(ACTIVITY) You are asked to filter the data below and copy every line holding "string".

(PROVIDED MATERIAL)
★ ★ ★
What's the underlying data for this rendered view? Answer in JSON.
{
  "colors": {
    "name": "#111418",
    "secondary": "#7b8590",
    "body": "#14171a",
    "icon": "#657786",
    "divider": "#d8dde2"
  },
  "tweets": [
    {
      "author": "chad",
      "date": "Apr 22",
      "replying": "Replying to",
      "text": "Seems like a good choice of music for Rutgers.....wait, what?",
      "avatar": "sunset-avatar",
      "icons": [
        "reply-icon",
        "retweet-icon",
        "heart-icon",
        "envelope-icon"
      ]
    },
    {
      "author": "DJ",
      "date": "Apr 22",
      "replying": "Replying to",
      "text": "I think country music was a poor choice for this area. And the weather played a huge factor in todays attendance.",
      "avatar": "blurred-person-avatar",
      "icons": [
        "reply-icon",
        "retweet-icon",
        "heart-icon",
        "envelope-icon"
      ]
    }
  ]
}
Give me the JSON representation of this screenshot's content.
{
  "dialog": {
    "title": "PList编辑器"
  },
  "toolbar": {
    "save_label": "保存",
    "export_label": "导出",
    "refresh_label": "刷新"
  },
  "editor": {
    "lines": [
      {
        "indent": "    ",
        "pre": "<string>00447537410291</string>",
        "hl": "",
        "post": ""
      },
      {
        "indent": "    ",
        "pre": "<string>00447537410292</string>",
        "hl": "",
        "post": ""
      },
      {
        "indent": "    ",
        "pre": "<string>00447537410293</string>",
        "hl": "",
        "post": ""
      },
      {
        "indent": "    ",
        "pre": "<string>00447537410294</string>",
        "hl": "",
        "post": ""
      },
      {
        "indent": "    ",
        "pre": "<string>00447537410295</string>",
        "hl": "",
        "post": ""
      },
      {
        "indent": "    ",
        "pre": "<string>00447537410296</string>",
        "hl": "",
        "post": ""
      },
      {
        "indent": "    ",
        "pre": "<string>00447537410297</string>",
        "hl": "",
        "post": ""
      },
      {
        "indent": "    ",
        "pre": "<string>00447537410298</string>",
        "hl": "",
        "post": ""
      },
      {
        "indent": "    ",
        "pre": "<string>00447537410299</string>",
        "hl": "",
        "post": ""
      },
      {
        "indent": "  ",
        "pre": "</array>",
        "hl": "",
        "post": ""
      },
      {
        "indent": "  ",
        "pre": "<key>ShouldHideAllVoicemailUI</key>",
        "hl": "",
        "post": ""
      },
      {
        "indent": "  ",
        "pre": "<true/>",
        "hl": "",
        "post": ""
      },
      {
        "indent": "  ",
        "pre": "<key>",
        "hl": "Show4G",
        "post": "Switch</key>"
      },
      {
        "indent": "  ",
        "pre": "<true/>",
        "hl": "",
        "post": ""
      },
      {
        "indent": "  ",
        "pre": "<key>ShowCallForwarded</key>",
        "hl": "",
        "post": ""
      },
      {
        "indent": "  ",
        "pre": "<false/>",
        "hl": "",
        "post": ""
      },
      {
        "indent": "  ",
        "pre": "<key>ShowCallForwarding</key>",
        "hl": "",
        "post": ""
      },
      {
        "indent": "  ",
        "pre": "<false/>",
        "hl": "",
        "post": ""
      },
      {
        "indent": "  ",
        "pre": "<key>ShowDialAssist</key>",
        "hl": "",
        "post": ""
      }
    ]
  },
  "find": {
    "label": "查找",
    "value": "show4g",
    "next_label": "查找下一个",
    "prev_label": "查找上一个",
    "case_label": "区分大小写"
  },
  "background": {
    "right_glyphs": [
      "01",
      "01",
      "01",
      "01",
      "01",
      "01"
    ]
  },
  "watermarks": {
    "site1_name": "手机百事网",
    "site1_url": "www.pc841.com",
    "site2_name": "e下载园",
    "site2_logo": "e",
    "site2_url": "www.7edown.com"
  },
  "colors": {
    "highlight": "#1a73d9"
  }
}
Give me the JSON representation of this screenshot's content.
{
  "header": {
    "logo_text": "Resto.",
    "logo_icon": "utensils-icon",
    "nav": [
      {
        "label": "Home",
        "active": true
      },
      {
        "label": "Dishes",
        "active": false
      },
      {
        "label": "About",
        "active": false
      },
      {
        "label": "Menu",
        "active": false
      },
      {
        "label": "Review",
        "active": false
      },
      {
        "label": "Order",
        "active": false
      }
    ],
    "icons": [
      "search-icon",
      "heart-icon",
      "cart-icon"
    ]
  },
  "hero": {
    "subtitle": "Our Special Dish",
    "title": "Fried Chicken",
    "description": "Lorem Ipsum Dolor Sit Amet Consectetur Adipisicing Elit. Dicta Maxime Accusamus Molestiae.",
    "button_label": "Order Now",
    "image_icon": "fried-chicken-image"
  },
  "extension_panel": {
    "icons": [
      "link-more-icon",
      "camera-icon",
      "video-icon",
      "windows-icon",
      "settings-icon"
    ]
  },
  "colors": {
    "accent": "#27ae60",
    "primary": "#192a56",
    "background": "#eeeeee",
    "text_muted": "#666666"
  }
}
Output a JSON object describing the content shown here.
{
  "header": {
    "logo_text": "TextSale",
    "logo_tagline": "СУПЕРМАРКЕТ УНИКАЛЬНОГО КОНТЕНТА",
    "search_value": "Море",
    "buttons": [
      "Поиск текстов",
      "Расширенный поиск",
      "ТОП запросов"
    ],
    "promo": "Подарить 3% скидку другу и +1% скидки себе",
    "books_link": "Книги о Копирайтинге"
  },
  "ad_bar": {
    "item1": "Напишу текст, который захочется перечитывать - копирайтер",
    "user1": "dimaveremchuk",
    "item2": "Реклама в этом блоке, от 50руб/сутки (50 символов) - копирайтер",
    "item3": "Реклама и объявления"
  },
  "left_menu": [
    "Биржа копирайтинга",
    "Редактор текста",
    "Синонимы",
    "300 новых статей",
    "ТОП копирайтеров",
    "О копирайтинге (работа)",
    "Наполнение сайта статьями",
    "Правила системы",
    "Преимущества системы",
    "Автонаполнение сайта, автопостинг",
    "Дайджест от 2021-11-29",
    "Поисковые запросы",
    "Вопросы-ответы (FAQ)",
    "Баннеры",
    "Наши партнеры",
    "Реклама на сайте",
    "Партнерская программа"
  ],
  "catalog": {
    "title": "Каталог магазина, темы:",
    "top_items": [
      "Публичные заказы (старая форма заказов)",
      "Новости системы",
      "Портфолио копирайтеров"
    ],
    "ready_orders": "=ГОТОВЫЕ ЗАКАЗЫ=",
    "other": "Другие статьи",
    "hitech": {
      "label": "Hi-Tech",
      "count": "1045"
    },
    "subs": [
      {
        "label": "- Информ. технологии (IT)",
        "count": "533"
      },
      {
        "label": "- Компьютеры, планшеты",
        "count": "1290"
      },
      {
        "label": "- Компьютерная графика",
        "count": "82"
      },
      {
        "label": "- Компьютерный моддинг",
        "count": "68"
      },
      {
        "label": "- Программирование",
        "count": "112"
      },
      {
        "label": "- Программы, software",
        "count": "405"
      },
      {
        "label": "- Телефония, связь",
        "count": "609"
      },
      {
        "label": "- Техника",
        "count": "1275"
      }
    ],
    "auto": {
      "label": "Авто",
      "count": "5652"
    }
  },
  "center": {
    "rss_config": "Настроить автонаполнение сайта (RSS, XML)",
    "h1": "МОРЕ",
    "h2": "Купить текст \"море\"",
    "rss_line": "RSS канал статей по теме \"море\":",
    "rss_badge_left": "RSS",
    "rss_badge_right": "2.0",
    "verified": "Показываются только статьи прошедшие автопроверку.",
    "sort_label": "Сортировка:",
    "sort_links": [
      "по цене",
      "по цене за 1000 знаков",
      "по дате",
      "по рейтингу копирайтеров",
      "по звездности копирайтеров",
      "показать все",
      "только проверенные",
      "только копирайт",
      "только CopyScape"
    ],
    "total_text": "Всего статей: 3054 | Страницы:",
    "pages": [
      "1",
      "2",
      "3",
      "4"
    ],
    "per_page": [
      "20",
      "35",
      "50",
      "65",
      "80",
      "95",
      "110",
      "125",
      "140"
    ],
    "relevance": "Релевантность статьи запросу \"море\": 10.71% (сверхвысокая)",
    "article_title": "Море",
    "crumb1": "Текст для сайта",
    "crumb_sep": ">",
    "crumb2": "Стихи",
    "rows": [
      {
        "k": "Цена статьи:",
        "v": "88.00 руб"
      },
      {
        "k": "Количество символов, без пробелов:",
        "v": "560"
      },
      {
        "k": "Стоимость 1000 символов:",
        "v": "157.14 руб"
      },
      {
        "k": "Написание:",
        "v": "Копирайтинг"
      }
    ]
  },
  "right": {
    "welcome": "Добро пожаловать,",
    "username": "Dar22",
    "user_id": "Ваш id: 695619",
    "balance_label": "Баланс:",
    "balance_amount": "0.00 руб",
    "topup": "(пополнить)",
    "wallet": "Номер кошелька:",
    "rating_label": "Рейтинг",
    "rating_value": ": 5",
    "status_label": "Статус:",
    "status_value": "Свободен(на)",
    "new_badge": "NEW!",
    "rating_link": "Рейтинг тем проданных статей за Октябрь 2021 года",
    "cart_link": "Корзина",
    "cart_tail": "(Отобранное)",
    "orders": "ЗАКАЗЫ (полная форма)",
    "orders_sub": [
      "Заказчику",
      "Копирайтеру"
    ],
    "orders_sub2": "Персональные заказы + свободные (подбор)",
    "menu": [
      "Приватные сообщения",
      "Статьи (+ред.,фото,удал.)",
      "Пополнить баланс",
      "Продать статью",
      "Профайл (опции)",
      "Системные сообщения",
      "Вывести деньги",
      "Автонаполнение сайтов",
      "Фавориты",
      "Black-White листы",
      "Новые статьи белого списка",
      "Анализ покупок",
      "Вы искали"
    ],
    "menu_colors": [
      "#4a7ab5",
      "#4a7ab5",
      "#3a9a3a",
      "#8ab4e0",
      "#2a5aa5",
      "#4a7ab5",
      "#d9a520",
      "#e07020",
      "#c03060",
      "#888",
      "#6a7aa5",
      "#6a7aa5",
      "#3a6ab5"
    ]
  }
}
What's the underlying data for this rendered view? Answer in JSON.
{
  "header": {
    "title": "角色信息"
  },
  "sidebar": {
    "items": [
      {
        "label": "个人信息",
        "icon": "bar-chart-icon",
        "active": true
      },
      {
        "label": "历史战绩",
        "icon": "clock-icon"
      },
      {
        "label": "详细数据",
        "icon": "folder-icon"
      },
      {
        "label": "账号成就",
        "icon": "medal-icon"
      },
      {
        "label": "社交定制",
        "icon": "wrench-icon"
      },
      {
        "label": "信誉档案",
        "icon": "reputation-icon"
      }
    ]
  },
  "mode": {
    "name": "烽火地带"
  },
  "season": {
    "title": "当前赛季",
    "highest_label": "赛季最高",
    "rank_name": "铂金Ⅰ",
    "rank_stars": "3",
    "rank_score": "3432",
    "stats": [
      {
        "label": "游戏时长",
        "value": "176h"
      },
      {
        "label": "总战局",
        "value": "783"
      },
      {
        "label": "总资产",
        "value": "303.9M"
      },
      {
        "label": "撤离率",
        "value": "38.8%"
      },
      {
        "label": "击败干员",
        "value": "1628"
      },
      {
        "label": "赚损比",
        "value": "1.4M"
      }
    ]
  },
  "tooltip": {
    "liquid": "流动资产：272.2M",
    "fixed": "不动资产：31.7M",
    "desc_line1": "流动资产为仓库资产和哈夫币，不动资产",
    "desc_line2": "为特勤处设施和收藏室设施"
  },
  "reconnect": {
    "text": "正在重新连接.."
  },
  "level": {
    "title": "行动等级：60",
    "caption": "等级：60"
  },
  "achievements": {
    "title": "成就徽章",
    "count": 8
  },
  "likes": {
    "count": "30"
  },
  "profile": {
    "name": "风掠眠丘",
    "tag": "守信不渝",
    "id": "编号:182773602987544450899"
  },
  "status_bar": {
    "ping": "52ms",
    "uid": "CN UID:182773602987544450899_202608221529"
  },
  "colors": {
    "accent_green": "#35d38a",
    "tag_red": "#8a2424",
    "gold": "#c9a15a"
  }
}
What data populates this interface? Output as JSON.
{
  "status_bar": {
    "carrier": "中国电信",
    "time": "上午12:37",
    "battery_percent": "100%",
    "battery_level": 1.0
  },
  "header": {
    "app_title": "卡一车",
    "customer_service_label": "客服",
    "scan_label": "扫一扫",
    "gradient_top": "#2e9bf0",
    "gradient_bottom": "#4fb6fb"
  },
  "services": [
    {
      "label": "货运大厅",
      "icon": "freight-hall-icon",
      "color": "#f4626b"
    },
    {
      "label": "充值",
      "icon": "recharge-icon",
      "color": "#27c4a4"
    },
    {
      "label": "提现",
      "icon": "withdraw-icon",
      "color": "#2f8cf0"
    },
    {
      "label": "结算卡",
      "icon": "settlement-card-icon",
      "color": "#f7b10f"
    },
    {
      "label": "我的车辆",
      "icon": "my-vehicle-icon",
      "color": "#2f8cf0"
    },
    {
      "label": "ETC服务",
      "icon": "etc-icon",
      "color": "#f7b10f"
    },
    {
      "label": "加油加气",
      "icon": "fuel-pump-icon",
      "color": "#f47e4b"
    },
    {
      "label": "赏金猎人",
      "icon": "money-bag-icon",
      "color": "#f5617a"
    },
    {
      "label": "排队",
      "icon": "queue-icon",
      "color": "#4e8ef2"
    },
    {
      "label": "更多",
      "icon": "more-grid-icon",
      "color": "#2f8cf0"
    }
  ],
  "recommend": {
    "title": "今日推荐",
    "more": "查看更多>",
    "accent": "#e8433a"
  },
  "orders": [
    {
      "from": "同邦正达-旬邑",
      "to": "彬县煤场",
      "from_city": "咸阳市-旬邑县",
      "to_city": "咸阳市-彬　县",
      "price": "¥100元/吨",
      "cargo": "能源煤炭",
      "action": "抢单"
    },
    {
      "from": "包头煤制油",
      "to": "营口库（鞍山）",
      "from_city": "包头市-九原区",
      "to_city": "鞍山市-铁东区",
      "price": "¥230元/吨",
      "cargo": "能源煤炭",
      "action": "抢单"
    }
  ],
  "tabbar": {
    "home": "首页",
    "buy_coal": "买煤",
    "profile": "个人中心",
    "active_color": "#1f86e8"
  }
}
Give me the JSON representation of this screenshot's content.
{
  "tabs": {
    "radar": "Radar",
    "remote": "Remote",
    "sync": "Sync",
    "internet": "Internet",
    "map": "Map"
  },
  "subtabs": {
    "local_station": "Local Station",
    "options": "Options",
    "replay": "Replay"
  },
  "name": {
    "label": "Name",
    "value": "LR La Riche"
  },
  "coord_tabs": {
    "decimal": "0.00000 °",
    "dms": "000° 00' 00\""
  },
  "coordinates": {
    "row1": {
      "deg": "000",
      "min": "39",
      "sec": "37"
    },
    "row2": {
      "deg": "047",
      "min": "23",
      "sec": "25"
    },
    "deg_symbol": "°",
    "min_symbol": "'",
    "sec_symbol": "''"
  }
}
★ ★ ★
(WORKED SOLUTION)
        "pre": "<string>00447537410291</string>",
        "pre": "<string>00447537410292</string>",
        "pre": "<string>00447537410293</string>",
        "pre": "<string>00447537410294</string>",
        "pre": "<string>00447537410295</string>",
        "pre": "<string>00447537410296</string>",
        "pre": "<string>00447537410297</string>",
        "pre": "<string>00447537410298</string>",
        "pre": "<string>00447537410299</string>",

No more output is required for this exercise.